Assignment: Your answer should be one number: the count of lines below that contain "JSON".
───── Study material ─────
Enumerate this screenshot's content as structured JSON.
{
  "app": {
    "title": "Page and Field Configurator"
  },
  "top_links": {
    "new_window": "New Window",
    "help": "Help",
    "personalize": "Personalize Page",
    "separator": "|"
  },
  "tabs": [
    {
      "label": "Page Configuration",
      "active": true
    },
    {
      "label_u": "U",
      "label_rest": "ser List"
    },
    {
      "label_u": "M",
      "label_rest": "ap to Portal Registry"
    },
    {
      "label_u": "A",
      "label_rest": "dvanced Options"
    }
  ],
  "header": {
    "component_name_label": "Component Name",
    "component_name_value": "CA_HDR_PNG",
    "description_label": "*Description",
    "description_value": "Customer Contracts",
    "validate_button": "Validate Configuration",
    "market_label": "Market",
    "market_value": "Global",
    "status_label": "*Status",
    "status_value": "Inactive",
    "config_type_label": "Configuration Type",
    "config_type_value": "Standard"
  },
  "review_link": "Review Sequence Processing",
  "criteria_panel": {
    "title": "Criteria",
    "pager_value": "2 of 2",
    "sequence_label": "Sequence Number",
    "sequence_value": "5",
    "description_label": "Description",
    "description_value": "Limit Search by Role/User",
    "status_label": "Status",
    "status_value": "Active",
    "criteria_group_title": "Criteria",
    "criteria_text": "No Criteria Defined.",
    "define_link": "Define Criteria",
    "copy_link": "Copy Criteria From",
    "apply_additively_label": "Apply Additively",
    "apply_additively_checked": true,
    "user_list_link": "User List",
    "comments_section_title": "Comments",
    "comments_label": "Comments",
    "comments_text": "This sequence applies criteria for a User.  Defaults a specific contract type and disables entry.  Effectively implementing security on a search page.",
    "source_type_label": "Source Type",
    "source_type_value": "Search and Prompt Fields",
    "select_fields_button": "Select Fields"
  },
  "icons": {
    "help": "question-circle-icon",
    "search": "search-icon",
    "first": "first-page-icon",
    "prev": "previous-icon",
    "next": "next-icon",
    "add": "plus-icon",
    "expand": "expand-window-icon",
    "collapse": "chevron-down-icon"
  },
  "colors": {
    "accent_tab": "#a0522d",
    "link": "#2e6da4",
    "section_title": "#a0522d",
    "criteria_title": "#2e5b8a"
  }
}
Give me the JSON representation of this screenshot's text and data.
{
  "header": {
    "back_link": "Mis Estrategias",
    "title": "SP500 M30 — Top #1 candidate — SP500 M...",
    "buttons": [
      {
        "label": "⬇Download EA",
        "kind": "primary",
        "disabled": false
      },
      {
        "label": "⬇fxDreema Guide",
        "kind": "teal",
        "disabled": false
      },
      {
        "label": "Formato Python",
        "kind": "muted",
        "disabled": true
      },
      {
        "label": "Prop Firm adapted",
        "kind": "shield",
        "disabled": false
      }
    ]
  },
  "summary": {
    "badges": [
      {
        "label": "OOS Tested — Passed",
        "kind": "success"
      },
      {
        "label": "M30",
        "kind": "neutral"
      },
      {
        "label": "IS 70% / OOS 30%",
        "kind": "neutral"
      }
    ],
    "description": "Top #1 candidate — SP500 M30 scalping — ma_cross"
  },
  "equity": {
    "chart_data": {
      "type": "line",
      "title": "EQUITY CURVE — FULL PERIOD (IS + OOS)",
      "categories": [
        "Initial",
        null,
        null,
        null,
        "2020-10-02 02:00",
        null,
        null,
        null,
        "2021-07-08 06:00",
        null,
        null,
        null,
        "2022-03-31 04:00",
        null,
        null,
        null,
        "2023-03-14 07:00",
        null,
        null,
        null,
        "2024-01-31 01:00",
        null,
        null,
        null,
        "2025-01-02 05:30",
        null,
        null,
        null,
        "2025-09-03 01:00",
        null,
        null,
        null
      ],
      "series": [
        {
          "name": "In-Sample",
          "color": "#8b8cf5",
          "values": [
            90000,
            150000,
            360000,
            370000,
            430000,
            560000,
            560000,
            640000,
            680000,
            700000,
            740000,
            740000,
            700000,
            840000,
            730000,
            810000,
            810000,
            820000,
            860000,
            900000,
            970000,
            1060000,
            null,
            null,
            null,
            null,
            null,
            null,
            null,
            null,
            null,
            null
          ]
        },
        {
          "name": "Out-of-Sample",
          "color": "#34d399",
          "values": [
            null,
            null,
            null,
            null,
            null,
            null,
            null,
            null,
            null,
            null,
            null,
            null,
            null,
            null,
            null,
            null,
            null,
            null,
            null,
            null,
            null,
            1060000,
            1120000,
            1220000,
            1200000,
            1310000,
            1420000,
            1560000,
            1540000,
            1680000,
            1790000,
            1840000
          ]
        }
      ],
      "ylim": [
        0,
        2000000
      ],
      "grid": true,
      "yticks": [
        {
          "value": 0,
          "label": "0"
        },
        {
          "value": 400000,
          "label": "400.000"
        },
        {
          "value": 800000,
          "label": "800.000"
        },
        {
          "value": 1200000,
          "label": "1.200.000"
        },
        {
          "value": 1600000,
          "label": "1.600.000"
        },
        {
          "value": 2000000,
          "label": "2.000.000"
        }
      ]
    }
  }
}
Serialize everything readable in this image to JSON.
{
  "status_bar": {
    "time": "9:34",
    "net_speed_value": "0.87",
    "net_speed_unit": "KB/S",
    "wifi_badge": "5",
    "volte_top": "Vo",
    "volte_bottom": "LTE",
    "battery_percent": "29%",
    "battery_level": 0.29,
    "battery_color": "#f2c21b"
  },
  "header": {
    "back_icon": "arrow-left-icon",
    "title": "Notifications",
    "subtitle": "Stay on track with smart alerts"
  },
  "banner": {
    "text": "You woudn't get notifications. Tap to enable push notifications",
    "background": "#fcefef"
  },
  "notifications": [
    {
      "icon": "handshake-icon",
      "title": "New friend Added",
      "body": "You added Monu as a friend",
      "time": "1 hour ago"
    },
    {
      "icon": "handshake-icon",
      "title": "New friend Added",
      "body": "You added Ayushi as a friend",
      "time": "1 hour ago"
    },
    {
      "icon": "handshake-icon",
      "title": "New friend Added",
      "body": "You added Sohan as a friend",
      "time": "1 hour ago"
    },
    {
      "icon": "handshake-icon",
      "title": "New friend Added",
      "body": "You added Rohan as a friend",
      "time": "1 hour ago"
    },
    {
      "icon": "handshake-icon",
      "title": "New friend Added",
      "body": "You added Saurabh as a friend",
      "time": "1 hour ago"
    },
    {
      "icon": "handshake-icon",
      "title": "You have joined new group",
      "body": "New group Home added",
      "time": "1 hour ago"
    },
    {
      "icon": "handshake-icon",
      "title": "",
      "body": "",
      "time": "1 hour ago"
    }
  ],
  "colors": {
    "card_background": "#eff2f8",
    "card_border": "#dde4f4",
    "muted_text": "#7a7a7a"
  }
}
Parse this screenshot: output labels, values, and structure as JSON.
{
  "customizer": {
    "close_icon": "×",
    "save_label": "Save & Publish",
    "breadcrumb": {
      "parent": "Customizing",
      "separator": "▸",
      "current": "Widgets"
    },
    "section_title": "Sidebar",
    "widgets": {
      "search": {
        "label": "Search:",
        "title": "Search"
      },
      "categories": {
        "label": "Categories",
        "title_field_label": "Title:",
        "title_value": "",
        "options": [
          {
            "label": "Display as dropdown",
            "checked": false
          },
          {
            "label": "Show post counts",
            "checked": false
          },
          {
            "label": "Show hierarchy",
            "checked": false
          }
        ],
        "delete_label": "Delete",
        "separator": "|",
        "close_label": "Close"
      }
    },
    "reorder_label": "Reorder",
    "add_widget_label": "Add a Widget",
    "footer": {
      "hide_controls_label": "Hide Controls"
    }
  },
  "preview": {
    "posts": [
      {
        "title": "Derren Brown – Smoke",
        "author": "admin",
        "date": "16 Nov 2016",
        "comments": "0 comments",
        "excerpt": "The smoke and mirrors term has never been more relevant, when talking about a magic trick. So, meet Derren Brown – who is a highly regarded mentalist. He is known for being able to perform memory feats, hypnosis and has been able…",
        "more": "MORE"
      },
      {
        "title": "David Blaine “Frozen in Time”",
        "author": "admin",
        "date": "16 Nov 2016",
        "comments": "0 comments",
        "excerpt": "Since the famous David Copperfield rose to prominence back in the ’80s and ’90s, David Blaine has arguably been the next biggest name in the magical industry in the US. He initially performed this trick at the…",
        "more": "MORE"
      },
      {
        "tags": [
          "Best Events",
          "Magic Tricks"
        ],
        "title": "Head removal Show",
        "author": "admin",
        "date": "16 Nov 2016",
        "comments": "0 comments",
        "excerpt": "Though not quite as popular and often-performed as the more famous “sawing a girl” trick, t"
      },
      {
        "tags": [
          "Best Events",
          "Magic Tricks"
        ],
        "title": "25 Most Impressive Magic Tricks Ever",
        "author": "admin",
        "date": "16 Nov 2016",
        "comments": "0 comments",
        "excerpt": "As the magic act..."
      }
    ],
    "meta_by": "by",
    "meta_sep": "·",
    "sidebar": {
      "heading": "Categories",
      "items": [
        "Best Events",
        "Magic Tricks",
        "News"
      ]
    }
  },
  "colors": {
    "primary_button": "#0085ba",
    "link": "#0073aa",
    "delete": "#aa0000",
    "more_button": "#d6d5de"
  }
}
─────
Solution to this task: 4